The next morning, she took him to the airport, and he never saw her again. Half a year later, in January 1944, she was found dead in her apartment.

At the 1954 hearings that would eventually deprive Oppenheimer of his security clearance, federal prosecutor Roger Robb asked Oppenheimer why Tatlock had wanted to see him.

“Because she was still in love with me,” he said.

During the war or shortly after, Oppenheimer may have had other romantic entanglements. According to Atomic Love Story: The Extraordinary Women in Robert Oppenheimer’s Life, he adored psychologist Ruth Sherman Tolman, the wife of his close friend chemist Richard Tolman, a scientific adviser to the Manhattan Project. During the war, the Tolmans lived in Washington D.C., where Ruth Tolman worked for the War Production Board and later the Office of Strategic Services, predecessor to the Central Intelligence Agency.

Kai Bird and Martin Sherwin, authors of American Prometheus: The Triumph and Tragedy, contend that Oppenheimer had a “very caring and sweet affair” with Tolman. In their biography, they detail how Ruth Tolman wrote Oppenheimer with a scheme: He could pretend he had to meet someone at UCLA. They’d go away together for the day and return in time for a party that evening.

In another letter, Tolman wrote about their plans for a weekend escape to the beach. “Soon I shall see you.
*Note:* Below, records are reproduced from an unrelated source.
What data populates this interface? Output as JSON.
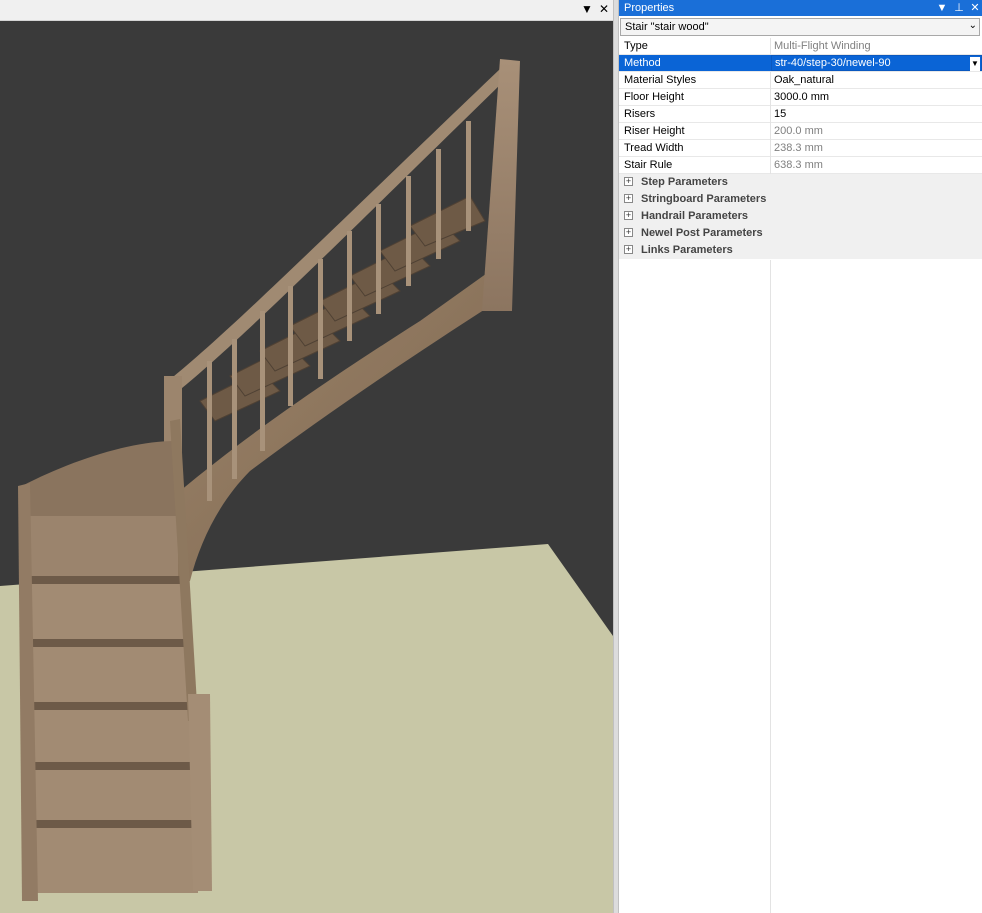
{
  "viewport": {
    "toolbar": {
      "dropdown_icon": "triangle-down",
      "close_icon": "close-x"
    }
  },
  "properties": {
    "title": "Properties",
    "object_selector": "Stair \"stair wood\"",
    "rows": [
      {
        "key": "Type",
        "value": "Multi-Flight Winding",
        "readonly": true
      },
      {
        "key": "Method",
        "value": "str-40/step-30/newel-90",
        "selected": true
      },
      {
        "key": "Material Styles",
        "value": "Oak_natural"
      },
      {
        "key": "Floor Height",
        "value": "3000.0 mm"
      },
      {
        "key": "Risers",
        "value": "15"
      },
      {
        "key": "Riser Height",
        "value": "200.0 mm",
        "readonly": true
      },
      {
        "key": "Tread Width",
        "value": "238.3 mm",
        "readonly": true
      },
      {
        "key": "Stair Rule",
        "value": "638.3 mm",
        "readonly": true
      }
    ],
    "groups": [
      "Step Parameters",
      "Stringboard Parameters",
      "Handrail Parameters",
      "Newel Post Parameters",
      "Links Parameters"
    ],
    "colors": {
      "title_bar": "#1a6fd8",
      "selected_row": "#0a64d6"
    }
  }
}
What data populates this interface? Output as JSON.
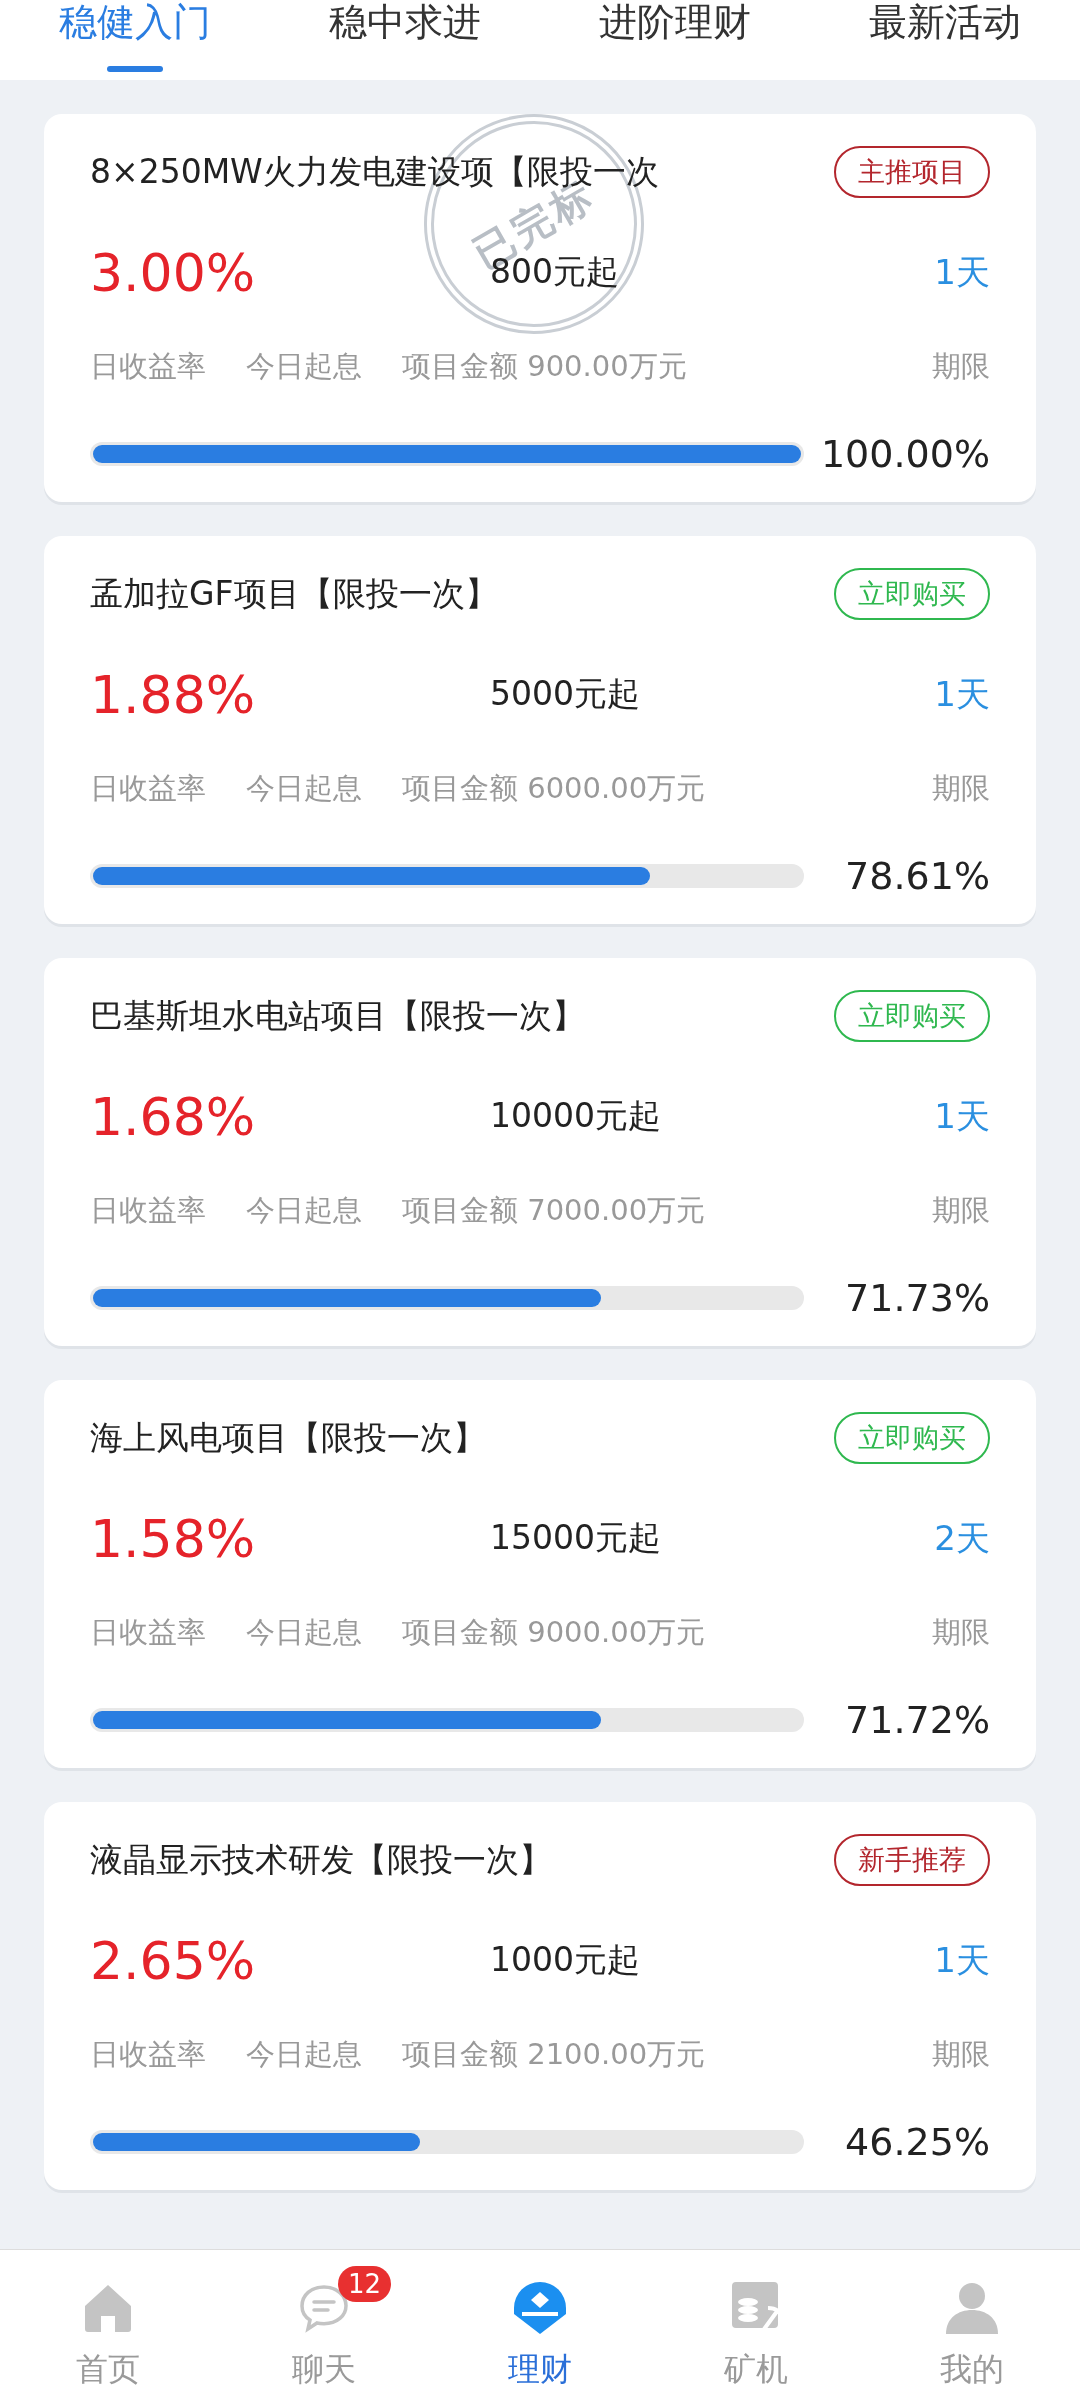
{
  "tabs": [
    {
      "label": "稳健入门",
      "selected": true
    },
    {
      "label": "稳中求进",
      "selected": false
    },
    {
      "label": "进阶理财",
      "selected": false
    },
    {
      "label": "最新活动",
      "selected": false
    }
  ],
  "products": [
    {
      "title": "8×250MW火力发电建设项【限投一次",
      "tag": {
        "text": "主推项目",
        "color": "#b3262d"
      },
      "stamp": "已完标",
      "rate": "3.00%",
      "minimum": "800元起",
      "term": "1天",
      "rate_label": "日收益率",
      "interest_label": "今日起息",
      "amount": "项目金额 900.00万元",
      "term_label": "期限",
      "level": 1.0,
      "percent": "100.00%"
    },
    {
      "title": "孟加拉GF项目【限投一次】",
      "tag": {
        "text": "立即购买",
        "color": "#2fb84f"
      },
      "rate": "1.88%",
      "minimum": "5000元起",
      "term": "1天",
      "rate_label": "日收益率",
      "interest_label": "今日起息",
      "amount": "项目金额 6000.00万元",
      "term_label": "期限",
      "level": 0.7861,
      "percent": "78.61%"
    },
    {
      "title": "巴基斯坦水电站项目【限投一次】",
      "tag": {
        "text": "立即购买",
        "color": "#2fb84f"
      },
      "rate": "1.68%",
      "minimum": "10000元起",
      "term": "1天",
      "rate_label": "日收益率",
      "interest_label": "今日起息",
      "amount": "项目金额 7000.00万元",
      "term_label": "期限",
      "level": 0.7173,
      "percent": "71.73%"
    },
    {
      "title": "海上风电项目【限投一次】",
      "tag": {
        "text": "立即购买",
        "color": "#2fb84f"
      },
      "rate": "1.58%",
      "minimum": "15000元起",
      "term": "2天",
      "rate_label": "日收益率",
      "interest_label": "今日起息",
      "amount": "项目金额 9000.00万元",
      "term_label": "期限",
      "level": 0.7172,
      "percent": "71.72%"
    },
    {
      "title": "液晶显示技术研发【限投一次】",
      "tag": {
        "text": "新手推荐",
        "color": "#b3262d"
      },
      "rate": "2.65%",
      "minimum": "1000元起",
      "term": "1天",
      "rate_label": "日收益率",
      "interest_label": "今日起息",
      "amount": "项目金额 2100.00万元",
      "term_label": "期限",
      "level": 0.4625,
      "percent": "46.25%"
    }
  ],
  "nav": [
    {
      "label": "首页",
      "selected": false
    },
    {
      "label": "聊天",
      "badge": "12",
      "selected": false
    },
    {
      "label": "理财",
      "selected": true
    },
    {
      "label": "矿机",
      "selected": false
    },
    {
      "label": "我的",
      "selected": false
    }
  ]
}
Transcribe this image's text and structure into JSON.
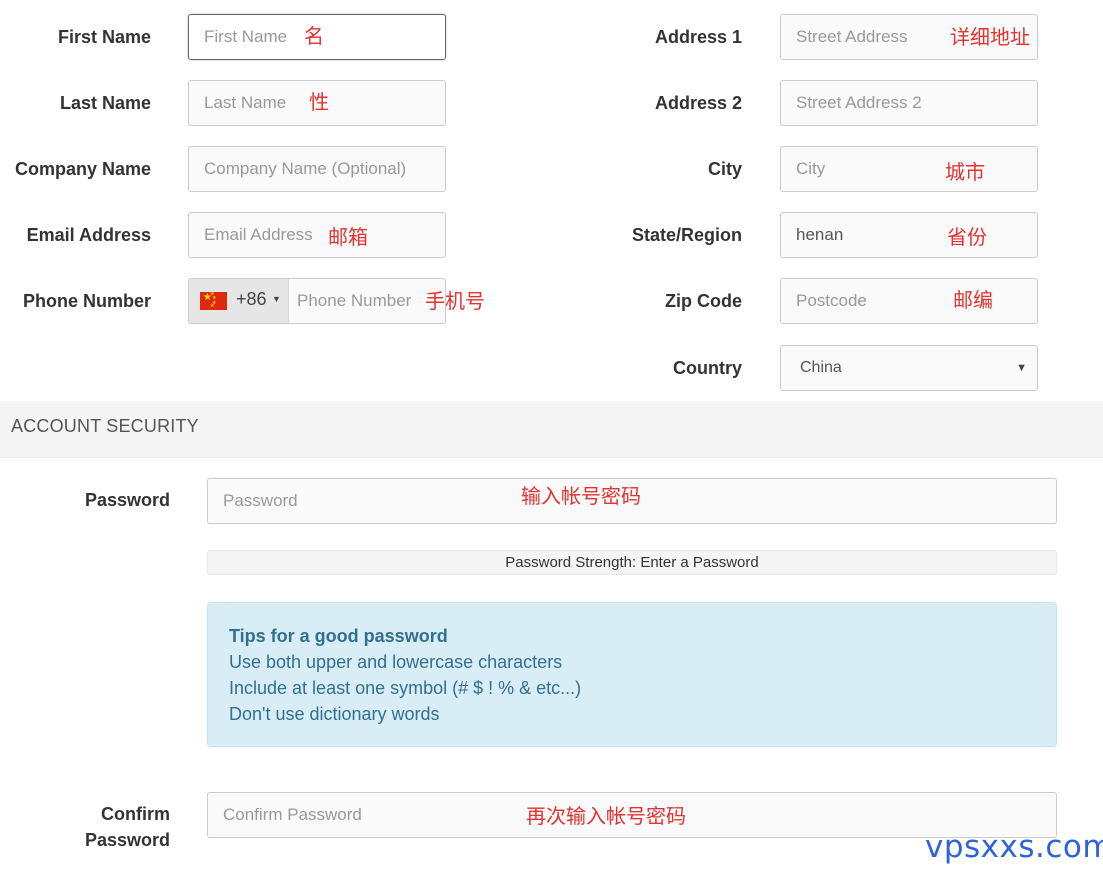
{
  "personal": {
    "first_name": {
      "label": "First Name",
      "placeholder": "First Name",
      "annotation": "名"
    },
    "last_name": {
      "label": "Last Name",
      "placeholder": "Last Name",
      "annotation": "性"
    },
    "company_name": {
      "label": "Company Name",
      "placeholder": "Company Name (Optional)"
    },
    "email": {
      "label": "Email Address",
      "placeholder": "Email Address",
      "annotation": "邮箱"
    },
    "phone": {
      "label": "Phone Number",
      "dial_code": "+86",
      "placeholder": "Phone Number",
      "annotation": "手机号",
      "flag_icon": "china-flag-icon"
    }
  },
  "address": {
    "address1": {
      "label": "Address 1",
      "placeholder": "Street Address",
      "annotation": "详细地址"
    },
    "address2": {
      "label": "Address 2",
      "placeholder": "Street Address 2"
    },
    "city": {
      "label": "City",
      "placeholder": "City",
      "annotation": "城市"
    },
    "state": {
      "label": "State/Region",
      "value": "henan",
      "annotation": "省份"
    },
    "zip": {
      "label": "Zip Code",
      "placeholder": "Postcode",
      "annotation": "邮编"
    },
    "country": {
      "label": "Country",
      "value": "China"
    }
  },
  "security": {
    "section_title": "ACCOUNT SECURITY",
    "password": {
      "label": "Password",
      "placeholder": "Password",
      "annotation": "输入帐号密码"
    },
    "strength_text": "Password Strength: Enter a Password",
    "tips": {
      "title": "Tips for a good password",
      "lines": [
        "Use both upper and lowercase characters",
        "Include at least one symbol (# $ ! % & etc...)",
        "Don't use dictionary words"
      ]
    },
    "confirm": {
      "label_line1": "Confirm",
      "label_line2": "Password",
      "placeholder": "Confirm Password",
      "annotation": "再次输入帐号密码"
    }
  },
  "watermark": "vpsxxs.com",
  "colors": {
    "annotation": "#e3322f",
    "tips_bg": "#d9edf7",
    "tips_text": "#31708f",
    "watermark": "#2f63d8"
  }
}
You and I both know how it will be.”

Oppenheimer wrote back, “Ruth, dear heart … I knew that I should find you full of courage and wisdom, but it is one thing to know it, and another to be close.”

Despite all, Oppenheimer and his wife remained together for the rest of their lives. In The Making of the Atomic Bomb, author Richard Rhodes describes Kitty Oppenheimer as a passionate woman who presented herself as someone who needed saving. “Robert jumped in like the white knight that he…wanted to be.”